_Your objective_
Within these entries, which lines include the string "Angst"? Copy each one.

_Available records_
---
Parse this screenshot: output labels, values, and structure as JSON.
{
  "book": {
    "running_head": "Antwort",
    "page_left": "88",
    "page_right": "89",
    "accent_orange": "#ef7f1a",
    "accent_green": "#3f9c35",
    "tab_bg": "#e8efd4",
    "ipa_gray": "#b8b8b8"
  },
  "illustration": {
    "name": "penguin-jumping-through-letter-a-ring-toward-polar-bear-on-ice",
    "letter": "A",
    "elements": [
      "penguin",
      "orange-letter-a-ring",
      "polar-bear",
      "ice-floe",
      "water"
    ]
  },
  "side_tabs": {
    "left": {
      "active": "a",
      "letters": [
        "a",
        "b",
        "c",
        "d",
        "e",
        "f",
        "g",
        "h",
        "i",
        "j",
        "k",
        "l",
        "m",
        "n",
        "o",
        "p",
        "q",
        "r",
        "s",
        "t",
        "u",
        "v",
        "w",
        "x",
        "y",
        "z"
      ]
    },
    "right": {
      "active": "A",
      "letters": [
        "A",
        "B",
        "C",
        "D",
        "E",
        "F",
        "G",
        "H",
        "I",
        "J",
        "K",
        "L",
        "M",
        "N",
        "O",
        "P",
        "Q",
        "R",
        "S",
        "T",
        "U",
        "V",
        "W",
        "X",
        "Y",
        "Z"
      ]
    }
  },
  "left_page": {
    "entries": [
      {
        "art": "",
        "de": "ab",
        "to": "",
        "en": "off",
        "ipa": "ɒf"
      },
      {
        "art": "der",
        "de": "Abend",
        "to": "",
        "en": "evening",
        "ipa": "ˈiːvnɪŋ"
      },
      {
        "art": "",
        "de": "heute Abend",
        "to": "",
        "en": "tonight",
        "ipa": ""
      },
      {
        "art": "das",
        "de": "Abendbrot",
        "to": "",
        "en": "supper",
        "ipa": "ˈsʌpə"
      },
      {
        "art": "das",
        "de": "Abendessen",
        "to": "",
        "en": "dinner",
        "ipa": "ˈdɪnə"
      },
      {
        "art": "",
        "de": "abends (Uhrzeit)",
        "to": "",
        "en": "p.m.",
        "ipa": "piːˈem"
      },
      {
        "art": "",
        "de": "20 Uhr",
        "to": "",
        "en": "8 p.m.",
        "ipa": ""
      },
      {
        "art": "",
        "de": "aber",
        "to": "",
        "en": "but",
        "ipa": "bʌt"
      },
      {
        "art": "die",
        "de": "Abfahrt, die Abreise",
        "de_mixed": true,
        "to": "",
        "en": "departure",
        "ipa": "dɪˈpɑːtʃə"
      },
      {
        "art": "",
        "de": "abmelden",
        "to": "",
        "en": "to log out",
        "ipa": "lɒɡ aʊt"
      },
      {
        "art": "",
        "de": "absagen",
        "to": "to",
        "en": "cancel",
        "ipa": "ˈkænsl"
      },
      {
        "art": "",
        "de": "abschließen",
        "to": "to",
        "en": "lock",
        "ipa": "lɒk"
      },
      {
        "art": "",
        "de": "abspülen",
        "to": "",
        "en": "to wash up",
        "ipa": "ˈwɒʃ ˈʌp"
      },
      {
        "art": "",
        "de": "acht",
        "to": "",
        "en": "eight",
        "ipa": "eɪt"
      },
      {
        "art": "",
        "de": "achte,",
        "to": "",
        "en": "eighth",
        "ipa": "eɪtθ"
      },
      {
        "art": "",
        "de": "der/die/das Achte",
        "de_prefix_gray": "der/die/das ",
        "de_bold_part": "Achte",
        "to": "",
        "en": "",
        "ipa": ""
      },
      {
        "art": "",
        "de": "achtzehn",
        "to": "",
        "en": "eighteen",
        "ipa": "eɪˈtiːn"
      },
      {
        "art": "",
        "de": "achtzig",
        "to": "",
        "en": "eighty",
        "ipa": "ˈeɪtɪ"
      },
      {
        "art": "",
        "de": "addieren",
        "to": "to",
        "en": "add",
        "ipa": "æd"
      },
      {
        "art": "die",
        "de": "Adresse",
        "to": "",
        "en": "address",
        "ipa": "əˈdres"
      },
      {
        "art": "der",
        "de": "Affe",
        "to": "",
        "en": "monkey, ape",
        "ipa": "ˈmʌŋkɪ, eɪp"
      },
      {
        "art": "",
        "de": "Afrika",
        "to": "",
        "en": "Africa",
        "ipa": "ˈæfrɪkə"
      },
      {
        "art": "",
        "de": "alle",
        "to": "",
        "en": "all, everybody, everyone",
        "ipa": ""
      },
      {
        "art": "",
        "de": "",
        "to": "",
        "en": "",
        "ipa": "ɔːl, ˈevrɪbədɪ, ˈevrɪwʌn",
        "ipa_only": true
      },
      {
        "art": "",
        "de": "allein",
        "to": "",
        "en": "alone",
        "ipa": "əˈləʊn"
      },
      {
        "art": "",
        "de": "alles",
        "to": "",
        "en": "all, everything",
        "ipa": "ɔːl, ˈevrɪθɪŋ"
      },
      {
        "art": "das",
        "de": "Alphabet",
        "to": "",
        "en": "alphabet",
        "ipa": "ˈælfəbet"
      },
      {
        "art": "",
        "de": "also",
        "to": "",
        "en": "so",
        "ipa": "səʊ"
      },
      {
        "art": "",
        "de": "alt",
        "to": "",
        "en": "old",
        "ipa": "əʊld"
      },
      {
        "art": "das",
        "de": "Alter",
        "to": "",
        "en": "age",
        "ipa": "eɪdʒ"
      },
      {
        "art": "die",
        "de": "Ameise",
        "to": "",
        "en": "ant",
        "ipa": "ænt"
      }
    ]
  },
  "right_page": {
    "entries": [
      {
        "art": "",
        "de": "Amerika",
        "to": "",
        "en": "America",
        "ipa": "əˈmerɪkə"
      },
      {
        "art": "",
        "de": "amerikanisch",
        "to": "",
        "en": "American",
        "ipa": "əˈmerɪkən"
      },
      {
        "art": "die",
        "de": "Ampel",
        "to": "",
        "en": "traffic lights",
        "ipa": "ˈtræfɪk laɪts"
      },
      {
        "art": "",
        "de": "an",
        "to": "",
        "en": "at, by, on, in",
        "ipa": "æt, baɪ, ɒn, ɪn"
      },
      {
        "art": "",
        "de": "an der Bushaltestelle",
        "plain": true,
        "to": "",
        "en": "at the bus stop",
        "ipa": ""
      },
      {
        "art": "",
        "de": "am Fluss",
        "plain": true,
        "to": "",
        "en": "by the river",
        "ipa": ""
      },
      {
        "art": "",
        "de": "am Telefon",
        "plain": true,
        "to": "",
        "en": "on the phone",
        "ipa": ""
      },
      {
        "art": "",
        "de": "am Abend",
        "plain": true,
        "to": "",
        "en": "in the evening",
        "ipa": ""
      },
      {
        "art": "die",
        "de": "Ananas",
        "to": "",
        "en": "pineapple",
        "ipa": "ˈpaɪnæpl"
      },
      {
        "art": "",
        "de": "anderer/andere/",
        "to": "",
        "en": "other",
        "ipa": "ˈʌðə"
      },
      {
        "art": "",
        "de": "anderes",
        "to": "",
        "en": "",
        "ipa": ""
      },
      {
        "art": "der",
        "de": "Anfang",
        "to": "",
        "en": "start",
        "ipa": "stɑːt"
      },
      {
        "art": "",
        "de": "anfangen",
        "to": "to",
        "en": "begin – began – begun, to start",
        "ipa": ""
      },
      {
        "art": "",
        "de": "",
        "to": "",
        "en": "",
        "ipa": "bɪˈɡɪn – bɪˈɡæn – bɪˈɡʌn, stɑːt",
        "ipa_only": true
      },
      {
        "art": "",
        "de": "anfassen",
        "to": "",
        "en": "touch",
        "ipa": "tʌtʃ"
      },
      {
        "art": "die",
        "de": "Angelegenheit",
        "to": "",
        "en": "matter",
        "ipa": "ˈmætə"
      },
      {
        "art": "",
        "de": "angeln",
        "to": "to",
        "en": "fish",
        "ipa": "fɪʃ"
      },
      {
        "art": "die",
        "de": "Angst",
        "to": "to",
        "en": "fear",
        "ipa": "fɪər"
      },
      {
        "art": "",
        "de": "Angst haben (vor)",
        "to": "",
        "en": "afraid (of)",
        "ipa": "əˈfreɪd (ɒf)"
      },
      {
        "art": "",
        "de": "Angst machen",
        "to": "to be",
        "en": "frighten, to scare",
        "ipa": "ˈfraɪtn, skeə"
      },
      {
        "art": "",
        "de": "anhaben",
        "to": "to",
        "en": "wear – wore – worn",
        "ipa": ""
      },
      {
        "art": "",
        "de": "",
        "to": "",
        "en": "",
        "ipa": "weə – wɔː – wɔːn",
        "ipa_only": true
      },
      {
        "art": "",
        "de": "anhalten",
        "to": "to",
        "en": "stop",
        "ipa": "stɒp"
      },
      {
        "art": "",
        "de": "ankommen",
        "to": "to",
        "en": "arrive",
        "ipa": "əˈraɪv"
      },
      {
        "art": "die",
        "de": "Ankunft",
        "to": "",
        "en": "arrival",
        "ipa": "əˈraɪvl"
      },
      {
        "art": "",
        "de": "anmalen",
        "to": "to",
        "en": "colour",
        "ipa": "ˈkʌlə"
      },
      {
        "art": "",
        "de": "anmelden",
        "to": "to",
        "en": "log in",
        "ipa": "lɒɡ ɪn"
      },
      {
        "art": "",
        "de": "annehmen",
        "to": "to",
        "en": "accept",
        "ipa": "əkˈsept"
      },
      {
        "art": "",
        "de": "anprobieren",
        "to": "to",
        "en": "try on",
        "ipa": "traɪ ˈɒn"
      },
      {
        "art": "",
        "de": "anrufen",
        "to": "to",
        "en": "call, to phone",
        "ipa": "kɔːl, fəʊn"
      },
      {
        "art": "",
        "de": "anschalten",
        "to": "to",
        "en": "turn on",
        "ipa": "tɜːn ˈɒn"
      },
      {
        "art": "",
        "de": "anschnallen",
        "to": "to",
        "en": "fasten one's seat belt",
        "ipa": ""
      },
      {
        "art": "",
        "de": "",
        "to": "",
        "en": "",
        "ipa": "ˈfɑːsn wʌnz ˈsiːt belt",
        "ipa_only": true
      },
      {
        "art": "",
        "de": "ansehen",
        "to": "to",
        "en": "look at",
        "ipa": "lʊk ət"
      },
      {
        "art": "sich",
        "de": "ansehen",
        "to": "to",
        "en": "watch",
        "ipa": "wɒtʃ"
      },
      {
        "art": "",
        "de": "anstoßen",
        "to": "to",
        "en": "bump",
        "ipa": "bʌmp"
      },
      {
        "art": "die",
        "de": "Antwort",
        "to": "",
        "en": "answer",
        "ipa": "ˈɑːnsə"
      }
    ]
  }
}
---
_Task output_
        "de": "Angst",
        "de": "Angst haben (vor)",
        "de": "Angst machen",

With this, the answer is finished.